● What the exercise asks
Reproduce every record verbatim but drop the pictures.

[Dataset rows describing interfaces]
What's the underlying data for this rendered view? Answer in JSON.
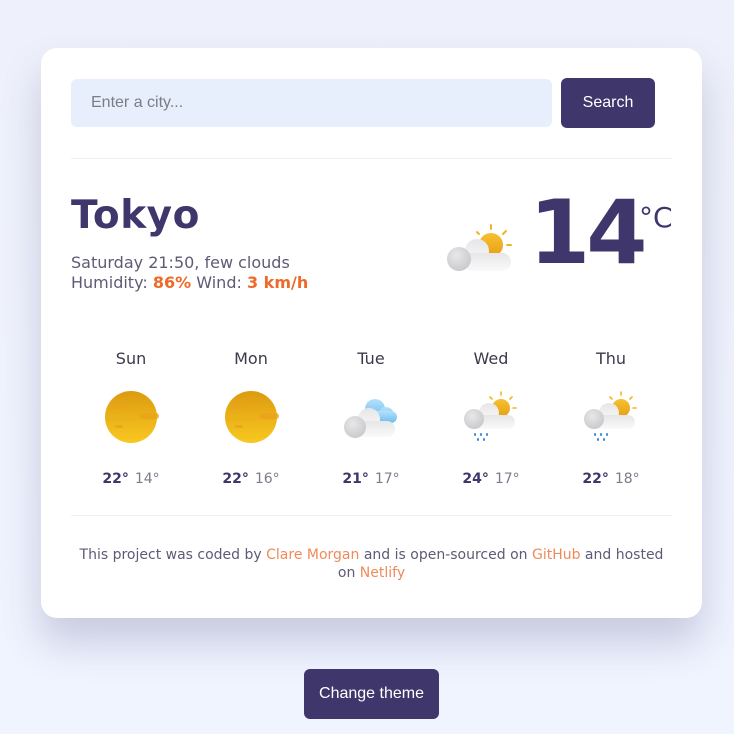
{
  "search": {
    "placeholder": "Enter a city...",
    "value": "",
    "button_label": "Search"
  },
  "current": {
    "city": "Tokyo",
    "datetime": "Saturday 21:50",
    "description": "few clouds",
    "humidity_label": "Humidity:",
    "humidity": "86%",
    "wind_label": "Wind:",
    "wind": "3 km/h",
    "temperature": "14",
    "unit": "°C",
    "icon": "few-clouds-day-icon"
  },
  "forecast": [
    {
      "day": "Sun",
      "icon": "clear-sky-icon",
      "max": "22°",
      "min": "14°"
    },
    {
      "day": "Mon",
      "icon": "clear-sky-icon",
      "max": "22°",
      "min": "16°"
    },
    {
      "day": "Tue",
      "icon": "broken-clouds-icon",
      "max": "21°",
      "min": "17°"
    },
    {
      "day": "Wed",
      "icon": "rain-day-icon",
      "max": "24°",
      "min": "17°"
    },
    {
      "day": "Thu",
      "icon": "rain-day-icon",
      "max": "22°",
      "min": "18°"
    }
  ],
  "footer": {
    "text1": "This project was coded by ",
    "author": "Clare Morgan",
    "text2": " and is open-sourced on ",
    "github": "GitHub",
    "text3": " and hosted on ",
    "netlify": "Netlify"
  },
  "theme_button_label": "Change theme",
  "colors": {
    "primary": "#3f366c",
    "accent": "#ee6a2a",
    "link": "#ef8a5a",
    "input_bg": "#e7effc"
  }
}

● Answer space
What's the underlying data for this rendered view? Answer in JSON.
{
  "search": {
    "placeholder": "Enter a city...",
    "value": "",
    "button_label": "Search"
  },
  "current": {
    "city": "Tokyo",
    "datetime": "Saturday 21:50",
    "description": "few clouds",
    "humidity_label": "Humidity:",
    "humidity": "86%",
    "wind_label": "Wind:",
    "wind": "3 km/h",
    "temperature": "14",
    "unit": "°C",
    "icon": "few-clouds-day-icon"
  },
  "forecast": [
    {
      "day": "Sun",
      "icon": "clear-sky-icon",
      "max": "22°",
      "min": "14°"
    },
    {
      "day": "Mon",
      "icon": "clear-sky-icon",
      "max": "22°",
      "min": "16°"
    },
    {
      "day": "Tue",
      "icon": "broken-clouds-icon",
      "max": "21°",
      "min": "17°"
    },
    {
      "day": "Wed",
      "icon": "rain-day-icon",
      "max": "24°",
      "min": "17°"
    },
    {
      "day": "Thu",
      "icon": "rain-day-icon",
      "max": "22°",
      "min": "18°"
    }
  ],
  "footer": {
    "text1": "This project was coded by ",
    "author": "Clare Morgan",
    "text2": " and is open-sourced on ",
    "github": "GitHub",
    "text3": " and hosted on ",
    "netlify": "Netlify"
  },
  "theme_button_label": "Change theme",
  "colors": {
    "primary": "#3f366c",
    "accent": "#ee6a2a",
    "link": "#ef8a5a",
    "input_bg": "#e7effc"
  }
}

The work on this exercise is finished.